In case you haven?t noticed by the majority of my posts (excluding the recent series on Wilford Woodruff), I am mostly interested in intellectual history?that is, the history of human thought. When I study history, I want to know what people were thinking, how they formulated their ideas, and how they presented their mind. Perhaps I am just an Emersonian at heart, but I believe all actions begin with the mind. I can stay up all night reading the great works of great thinkers, whether it be John Stuart Mill, Thomas Carlyle, John Ruskin, Ralph Waldo Emerson, William Ellery Channing, Max Muller, or many others. Beyond learning what happened in history, I want to know why and what thoughts led them to that action. I also hope to see the breaking down of the artificial boundaries between religious and cultural thought, a new direction finally coming to fruition in our generation.
As I?ve mentioned before, and as Matt B. pointed out at last year?s MHA, intellectual history is a growing trend in Mormon studies; indeed, many of the posts on this site are examples of that approach, and several of my fellow bloggers demonstrate much better the interpretations I wish to employ. A movement among Mormon studies is focusing on placing Mormonism within its historical context–exploring the extant the early Church and Church thinkers were aware and even influenced by those around them. However, it would be an understatement to say that more work still needs to be done.

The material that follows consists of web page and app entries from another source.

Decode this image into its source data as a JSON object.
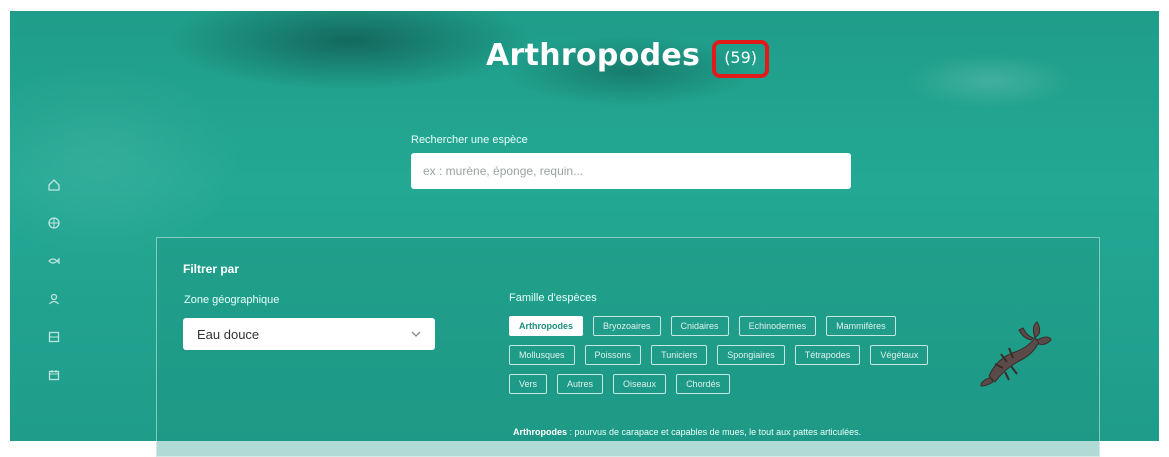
{
  "header": {
    "title": "Arthropodes",
    "count": "(59)"
  },
  "search": {
    "label": "Rechercher une espèce",
    "placeholder": "ex : murène, éponge, requin..."
  },
  "filter": {
    "title": "Filtrer par",
    "zone_label": "Zone géographique",
    "zone_value": "Eau douce",
    "family_label": "Famille d'espèces",
    "families": [
      "Arthropodes",
      "Bryozoaires",
      "Cnidaires",
      "Echinodermes",
      "Mammifères",
      "Mollusques",
      "Poissons",
      "Tuniciers",
      "Spongiaires",
      "Tétrapodes",
      "Végétaux",
      "Vers",
      "Autres",
      "Oiseaux",
      "Chordés"
    ],
    "active_family": "Arthropodes",
    "description_name": "Arthropodes",
    "description_text": " : pourvus de carapace et capables de mues, le tout aux pattes articulées."
  },
  "sidebar": {
    "icons": [
      "home-icon",
      "globe-icon",
      "fish-icon",
      "user-icon",
      "grid-icon",
      "calendar-icon"
    ]
  },
  "colors": {
    "background": "#22a590",
    "highlight": "#e11a1a",
    "chip_active_text": "#1d8f7f"
  }
}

I recently sat down with a respected up and coming Mormon scholar who is mentoring me on a research project. We were going over important primary and secondary sources pertaining to early Mormon thought?particularly the Nauvoo-era?and soon realized that all the relevant secondary literature are not works explicitly on Mormonism but rather books that dealt with Mormonism indirectly while dealing the wider culture and environment; in short, there has been no work that has fully focused on the development of Mormon thought. Sure, there are several books and articles that touch on it (Bushman?s Rough Stone Rolling, Alexander?s article on the development of Mormon theology, maybe a few others), but no large-scale?or even small-scale?treatment devoted entirely to LDS intellectual history.
Sadly, it seems that those who try to focus on early Mormon thought are based on polemics, trying to prove Brigham Young believed that Adam was God, that Orson Pratt taught many ?kooky? things, or that Joseph Smith progressed from some form of ?modalism? to an eventual ?pantheistic? view of Gods. Indeed, most works on Mormon thought seem more demonstrative, showing that the early Saints believed a certain thing, rather than interpretive, trying to engage what that belief actually meant and how it fits into the larger historical milieu. Works like Quinn?s Early Mormonism and the Magic World View might have attempted this type of approach, but in reality are quite shallow in their framework.
So, why is this the case? Why is work on Mormon thought so scarce and underdeveloped? To me, it seems a combination of several reasons. First is our inability to completely forget our conception of modern Mormon thought when viewing the past; perhaps subconsciously, many of us (particularly believing members) would like to hold some continuity from Joseph Smith to Thomas Monson. (We may also feel pressure from our Church and culture to reinforce this sense of continuity.) Second, connected to the first point and mentioned already above, the interpretation of early Mormon thought often gets stuck in polemics trying to prove or disprove that continuity, sensing that this issue is at the center of the LDS truth claims. And third, comparing Mormonism with its contemprary thought and environment runs the risk of losing its uniqueness–as well as, in some minds, its claim that all truth comes from revelation above.
Enough of my rambling. There are several questions I would like to see discussed:
Why do you think there has not been great work on Mormon intellectual history?
How do you feel we can escape this glaring gap in Mormon historiography?
In your opinion, what books transcend this problem? I know there are several books/articles/dissertations that do a decent job at dealing with early Mormon thought?which ones are the best?
 By this selection I made on the fly, you can see my bias for nineteenth century transatlantic thinkers.
 One exception I should point out is Grant Underwoods Millinarian World of Early Mormonism. This is, in my opinion, one of the only successful works dealing explicitly with Mormon thought, though it only explores one theme. Perhaps Phil Barlow?s Mormons and the Bible may also count in this regard.
 George Smith?s recent book is a great example of someone attempting a history of Mormon thought, yet failing to escape the snares of polemics and agenda.